▶ [Exercise]: Your task is to copy every record exactly.
START Supplied data
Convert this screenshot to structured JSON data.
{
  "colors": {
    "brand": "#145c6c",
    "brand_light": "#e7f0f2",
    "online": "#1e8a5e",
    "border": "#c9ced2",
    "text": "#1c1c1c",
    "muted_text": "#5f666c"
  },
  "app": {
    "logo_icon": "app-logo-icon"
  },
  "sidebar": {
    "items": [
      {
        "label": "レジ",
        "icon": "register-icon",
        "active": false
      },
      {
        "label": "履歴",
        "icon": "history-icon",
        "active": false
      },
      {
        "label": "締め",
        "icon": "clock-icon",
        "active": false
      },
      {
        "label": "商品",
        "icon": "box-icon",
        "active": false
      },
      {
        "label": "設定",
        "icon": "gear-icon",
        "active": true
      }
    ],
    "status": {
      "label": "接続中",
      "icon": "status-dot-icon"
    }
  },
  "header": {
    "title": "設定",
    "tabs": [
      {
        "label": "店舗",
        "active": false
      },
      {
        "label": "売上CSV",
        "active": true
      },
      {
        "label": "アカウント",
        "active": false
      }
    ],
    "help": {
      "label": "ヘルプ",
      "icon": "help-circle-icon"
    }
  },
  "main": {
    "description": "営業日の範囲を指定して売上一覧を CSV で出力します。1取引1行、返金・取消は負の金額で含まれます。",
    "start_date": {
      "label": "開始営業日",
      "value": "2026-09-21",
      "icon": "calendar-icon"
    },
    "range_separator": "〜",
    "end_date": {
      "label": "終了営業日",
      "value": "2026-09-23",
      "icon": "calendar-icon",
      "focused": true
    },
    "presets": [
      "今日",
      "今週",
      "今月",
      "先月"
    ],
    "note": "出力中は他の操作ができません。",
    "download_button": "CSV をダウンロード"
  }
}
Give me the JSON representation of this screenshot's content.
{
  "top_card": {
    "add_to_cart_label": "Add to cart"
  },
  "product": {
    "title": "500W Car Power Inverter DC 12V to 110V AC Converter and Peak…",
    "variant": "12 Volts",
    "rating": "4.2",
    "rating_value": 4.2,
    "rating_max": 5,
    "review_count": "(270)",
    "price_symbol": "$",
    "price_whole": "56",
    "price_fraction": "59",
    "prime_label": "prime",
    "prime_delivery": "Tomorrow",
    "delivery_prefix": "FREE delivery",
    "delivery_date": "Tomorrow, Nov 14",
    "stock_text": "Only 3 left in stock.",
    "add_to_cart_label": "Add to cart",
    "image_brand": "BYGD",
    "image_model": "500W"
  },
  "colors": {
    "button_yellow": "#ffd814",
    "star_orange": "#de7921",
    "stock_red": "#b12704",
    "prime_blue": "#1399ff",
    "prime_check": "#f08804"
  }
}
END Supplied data
▶ [Response box]:
Convert this screenshot to structured JSON data.
{
  "colors": {
    "brand": "#145c6c",
    "brand_light": "#e7f0f2",
    "online": "#1e8a5e",
    "border": "#c9ced2",
    "text": "#1c1c1c",
    "muted_text": "#5f666c"
  },
  "app": {
    "logo_icon": "app-logo-icon"
  },
  "sidebar": {
    "items": [
      {
        "label": "レジ",
        "icon": "register-icon",
        "active": false
      },
      {
        "label": "履歴",
        "icon": "history-icon",
        "active": false
      },
      {
        "label": "締め",
        "icon": "clock-icon",
        "active": false
      },
      {
        "label": "商品",
        "icon": "box-icon",
        "active": false
      },
      {
        "label": "設定",
        "icon": "gear-icon",
        "active": true
      }
    ],
    "status": {
      "label": "接続中",
      "icon": "status-dot-icon"
    }
  },
  "header": {
    "title": "設定",
    "tabs": [
      {
        "label": "店舗",
        "active": false
      },
      {
        "label": "売上CSV",
        "active": true
      },
      {
        "label": "アカウント",
        "active": false
      }
    ],
    "help": {
      "label": "ヘルプ",
      "icon": "help-circle-icon"
    }
  },
  "main": {
    "description": "営業日の範囲を指定して売上一覧を CSV で出力します。1取引1行、返金・取消は負の金額で含まれます。",
    "start_date": {
      "label": "開始営業日",
      "value": "2026-09-21",
      "icon": "calendar-icon"
    },
    "range_separator": "〜",
    "end_date": {
      "label": "終了営業日",
      "value": "2026-09-23",
      "icon": "calendar-icon",
      "focused": true
    },
    "presets": [
      "今日",
      "今週",
      "今月",
      "先月"
    ],
    "note": "出力中は他の操作ができません。",
    "download_button": "CSV をダウンロード"
  }
}
Give me the JSON representation of this screenshot's content.
{
  "top_card": {
    "add_to_cart_label": "Add to cart"
  },
  "product": {
    "title": "500W Car Power Inverter DC 12V to 110V AC Converter and Peak…",
    "variant": "12 Volts",
    "rating": "4.2",
    "rating_value": 4.2,
    "rating_max": 5,
    "review_count": "(270)",
    "price_symbol": "$",
    "price_whole": "56",
    "price_fraction": "59",
    "prime_label": "prime",
    "prime_delivery": "Tomorrow",
    "delivery_prefix": "FREE delivery",
    "delivery_date": "Tomorrow, Nov 14",
    "stock_text": "Only 3 left in stock.",
    "add_to_cart_label": "Add to cart",
    "image_brand": "BYGD",
    "image_model": "500W"
  },
  "colors": {
    "button_yellow": "#ffd814",
    "star_orange": "#de7921",
    "stock_red": "#b12704",
    "prime_blue": "#1399ff",
    "prime_check": "#f08804"
  }
}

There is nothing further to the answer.